Using tools like HubSpot and Google Analytics give you a peek into your customer’s habits and understand their buyer’s journey: where traffic is coming from, your peak visit days/times, the devices they’re using, and a number of other data points. But once they’re on the site, you need to make sure your content is optimized for conversion.
Iterative design is the belief that your digital presence is a living document. Following the iterative design methodology, you should be regularly updating and improving your website, rather than building it once and forgetting about it until your next redesign. The iterative design process is a continuous cycle of prototyping, testing, and making adjustments and refinements.
Using A/B testing as part of iterative design can be incredibly beneficial to understanding your users and honing in on the best possible user experience. Things like button placement, colors, fonts, and even the verbiage of your headline or CTA can have a drastic impact on your conversion rates.
A/B testing creates a variation and gives you the data on how each version performed. Which version was most effective? What's getting you the most qualified leads? Keep that version and move on to the next test. And that's really all A/B testing is: continually experimenting to find out the best way to engage with your users.
Heat maps record what people do with their cursor while visiting your site, which can be beneficial in giving you insights into your visitors’ behaviors. The idea is that people look where they hover and thus it shows how users read a web page. Some maps will also record where visitors click or scroll.
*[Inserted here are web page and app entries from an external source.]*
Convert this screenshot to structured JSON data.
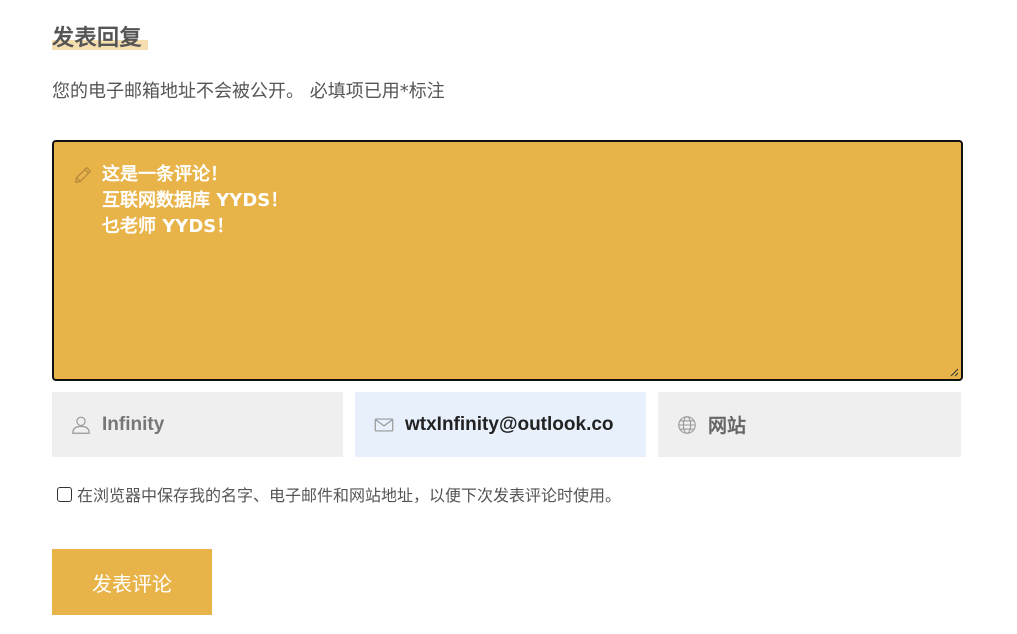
{
  "reply": {
    "title": "发表回复",
    "notice": "您的电子邮箱地址不会被公开。 必填项已用*标注"
  },
  "comment": {
    "lines": [
      "这是一条评论！",
      "互联网数据库 YYDS！",
      "乜老师 YYDS！"
    ],
    "icon": "pencil-icon"
  },
  "fields": {
    "name": {
      "value": "Infinity",
      "icon": "user-icon"
    },
    "email": {
      "value": "wtxInfinity@outlook.co",
      "icon": "envelope-icon"
    },
    "website": {
      "placeholder": "网站",
      "icon": "globe-icon"
    }
  },
  "save_info": {
    "label": "在浏览器中保存我的名字、电子邮件和网站地址，以便下次发表评论时使用。",
    "checked": false
  },
  "submit": {
    "label": "发表评论"
  },
  "colors": {
    "accent": "#e8b44a",
    "title_highlight": "#f5deb0",
    "field_bg": "#efefef",
    "email_field_bg": "#e8f0fc"
  }
}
Using heat map software like Hotjar, you can understand how users are visiting your site, where they focus their attention, where people might be encountering friction, where they stop reading, and where they are bouncing away from your site.
This data gives you information about what your visitors are looking for and how you can best rearrange your content to meet their needs. For example, if you notice visitors are trying to click on things that aren’t links (like an image or sentence), you might consider hyperlinking that component to additional content that will suit your visitors’ needs.
Technology is going to continue to evolve. So it goes without saying that the way we build and design websites will always change to meet the growing needs of users—and their devices. This has already started to come into play with the advent of “smart content” that tracks visitors to your site and displays the content that is most relevant to them.
Web design moving forward has to consider the user experience and personalization, almost curating the experience for the individual user. We need to understand why users are on a website, what they are looking for, and then craft an experience that helps them quickly and intuitively find information.
Artificial intelligence and virtual or augmented reality are already impacting website design, and that influence will only increase as these technologies evolve. The rise of machine learning and AI-enabled software has the potential to drastically revolutionize how customers interact with companies.
Chatbots have made waves as the first point of contact for a customer reaching out to an organization. They analyze the needs of a customer based on prior natural language interaction (i.e., product inquiry, troubleshooting, or sales), and will resolve all issues that are within its capabilities or direct the customer to a live representative. With the addition of bots and AI, designers will be able to plan out user experiences more than ever before.
Web design has come a long way in the last decade, but with the help of machine learning and AI, designers can take web design to a whole new level to offer the best possible experience to users.